This success, decisive for continuing the development of Ariane 6, ends the qualification test campaign, during which the Vinci® engine will have run for a total of 52,156 seconds (more than 14 hours).
These tests in Vernon followed the development/qualification tests in space vacuum conditions carried out in 2017 and 2018 on the P4.1 test bench of the German Aerospace Center (DLR) site in Lampoldshausen, Germany.
The qualifying campaigns have achieved several major ‘firsts’ in terms of performance, such as:
- a series of 20 successful consecutive boosts during a single test of 300 seconds
- a test with a total duration of 1,569 seconds
The objective was to test the Vinci® engine beyond its operational requirements: during its missions, it will only need to be ignited up to four times, with a maximum burn time of 900 seconds in flight.
Alain Charmeau, CEO of ArianeGroup said that the conclusion of the Vinci engine qualification tests is a major step in the development of Ariane 6. It means that, from the beginning of 2019, ArianeGroup will be able to assemble in Vernon the first Vinci engine flight model, identical in configuration to the qualified model. It will then be integrated with the upper stage of the first Ariane 6 launcher flight model at the ArianeGroup site in Bremen, Germany.
At the same time, the production of the first parts of the Vinci® flight engines is underway at various ArianeGroup sites, with the combustion chambers at Ottobrunn in Germany, the divergent nozzles at Le Haillan near Bordeaux (France), and the hydrogen turbopumps at Vernon.
The Vinci® engine developed by ArianeGroup for Ariane 6 gives the future European launcher considerable versatility. Its main feature is its multiple ignition capability: Vinci® will be able to re-ignite as often as necessary to place several payloads into orbit at different locations, according to the specific requirements of the mission.
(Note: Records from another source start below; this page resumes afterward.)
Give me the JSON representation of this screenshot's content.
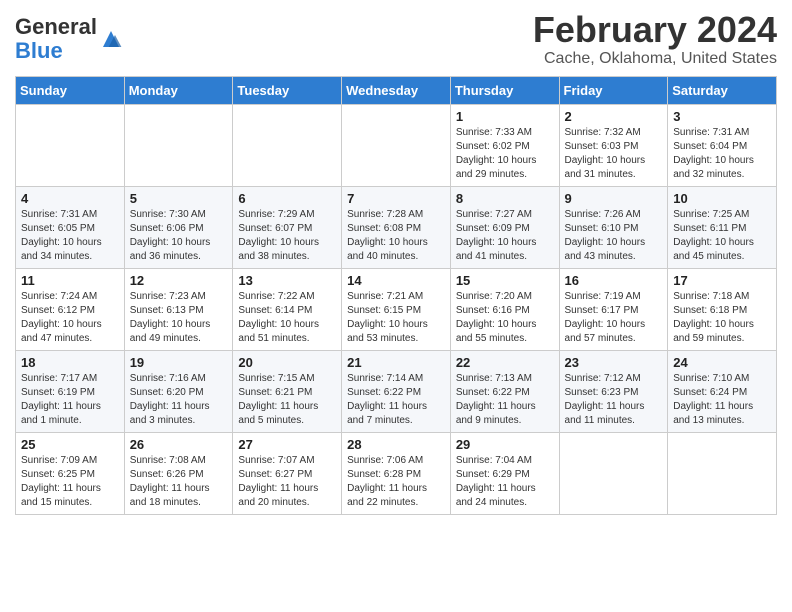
{
  "logo": {
    "general": "General",
    "blue": "Blue"
  },
  "title": "February 2024",
  "subtitle": "Cache, Oklahoma, United States",
  "days_header": [
    "Sunday",
    "Monday",
    "Tuesday",
    "Wednesday",
    "Thursday",
    "Friday",
    "Saturday"
  ],
  "weeks": [
    [
      {
        "day": "",
        "info": ""
      },
      {
        "day": "",
        "info": ""
      },
      {
        "day": "",
        "info": ""
      },
      {
        "day": "",
        "info": ""
      },
      {
        "day": "1",
        "info": "Sunrise: 7:33 AM\nSunset: 6:02 PM\nDaylight: 10 hours\nand 29 minutes."
      },
      {
        "day": "2",
        "info": "Sunrise: 7:32 AM\nSunset: 6:03 PM\nDaylight: 10 hours\nand 31 minutes."
      },
      {
        "day": "3",
        "info": "Sunrise: 7:31 AM\nSunset: 6:04 PM\nDaylight: 10 hours\nand 32 minutes."
      }
    ],
    [
      {
        "day": "4",
        "info": "Sunrise: 7:31 AM\nSunset: 6:05 PM\nDaylight: 10 hours\nand 34 minutes."
      },
      {
        "day": "5",
        "info": "Sunrise: 7:30 AM\nSunset: 6:06 PM\nDaylight: 10 hours\nand 36 minutes."
      },
      {
        "day": "6",
        "info": "Sunrise: 7:29 AM\nSunset: 6:07 PM\nDaylight: 10 hours\nand 38 minutes."
      },
      {
        "day": "7",
        "info": "Sunrise: 7:28 AM\nSunset: 6:08 PM\nDaylight: 10 hours\nand 40 minutes."
      },
      {
        "day": "8",
        "info": "Sunrise: 7:27 AM\nSunset: 6:09 PM\nDaylight: 10 hours\nand 41 minutes."
      },
      {
        "day": "9",
        "info": "Sunrise: 7:26 AM\nSunset: 6:10 PM\nDaylight: 10 hours\nand 43 minutes."
      },
      {
        "day": "10",
        "info": "Sunrise: 7:25 AM\nSunset: 6:11 PM\nDaylight: 10 hours\nand 45 minutes."
      }
    ],
    [
      {
        "day": "11",
        "info": "Sunrise: 7:24 AM\nSunset: 6:12 PM\nDaylight: 10 hours\nand 47 minutes."
      },
      {
        "day": "12",
        "info": "Sunrise: 7:23 AM\nSunset: 6:13 PM\nDaylight: 10 hours\nand 49 minutes."
      },
      {
        "day": "13",
        "info": "Sunrise: 7:22 AM\nSunset: 6:14 PM\nDaylight: 10 hours\nand 51 minutes."
      },
      {
        "day": "14",
        "info": "Sunrise: 7:21 AM\nSunset: 6:15 PM\nDaylight: 10 hours\nand 53 minutes."
      },
      {
        "day": "15",
        "info": "Sunrise: 7:20 AM\nSunset: 6:16 PM\nDaylight: 10 hours\nand 55 minutes."
      },
      {
        "day": "16",
        "info": "Sunrise: 7:19 AM\nSunset: 6:17 PM\nDaylight: 10 hours\nand 57 minutes."
      },
      {
        "day": "17",
        "info": "Sunrise: 7:18 AM\nSunset: 6:18 PM\nDaylight: 10 hours\nand 59 minutes."
      }
    ],
    [
      {
        "day": "18",
        "info": "Sunrise: 7:17 AM\nSunset: 6:19 PM\nDaylight: 11 hours\nand 1 minute."
      },
      {
        "day": "19",
        "info": "Sunrise: 7:16 AM\nSunset: 6:20 PM\nDaylight: 11 hours\nand 3 minutes."
      },
      {
        "day": "20",
        "info": "Sunrise: 7:15 AM\nSunset: 6:21 PM\nDaylight: 11 hours\nand 5 minutes."
      },
      {
        "day": "21",
        "info": "Sunrise: 7:14 AM\nSunset: 6:22 PM\nDaylight: 11 hours\nand 7 minutes."
      },
      {
        "day": "22",
        "info": "Sunrise: 7:13 AM\nSunset: 6:22 PM\nDaylight: 11 hours\nand 9 minutes."
      },
      {
        "day": "23",
        "info": "Sunrise: 7:12 AM\nSunset: 6:23 PM\nDaylight: 11 hours\nand 11 minutes."
      },
      {
        "day": "24",
        "info": "Sunrise: 7:10 AM\nSunset: 6:24 PM\nDaylight: 11 hours\nand 13 minutes."
      }
    ],
    [
      {
        "day": "25",
        "info": "Sunrise: 7:09 AM\nSunset: 6:25 PM\nDaylight: 11 hours\nand 15 minutes."
      },
      {
        "day": "26",
        "info": "Sunrise: 7:08 AM\nSunset: 6:26 PM\nDaylight: 11 hours\nand 18 minutes."
      },
      {
        "day": "27",
        "info": "Sunrise: 7:07 AM\nSunset: 6:27 PM\nDaylight: 11 hours\nand 20 minutes."
      },
      {
        "day": "28",
        "info": "Sunrise: 7:06 AM\nSunset: 6:28 PM\nDaylight: 11 hours\nand 22 minutes."
      },
      {
        "day": "29",
        "info": "Sunrise: 7:04 AM\nSunset: 6:29 PM\nDaylight: 11 hours\nand 24 minutes."
      },
      {
        "day": "",
        "info": ""
      },
      {
        "day": "",
        "info": ""
      }
    ]
  ]
}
This engine will enable the Ariane 6 launcher to carry out all types of missions, whatever their duration and target orbit, notably the deployment of satellite constellations, for which demand is continuing to grow.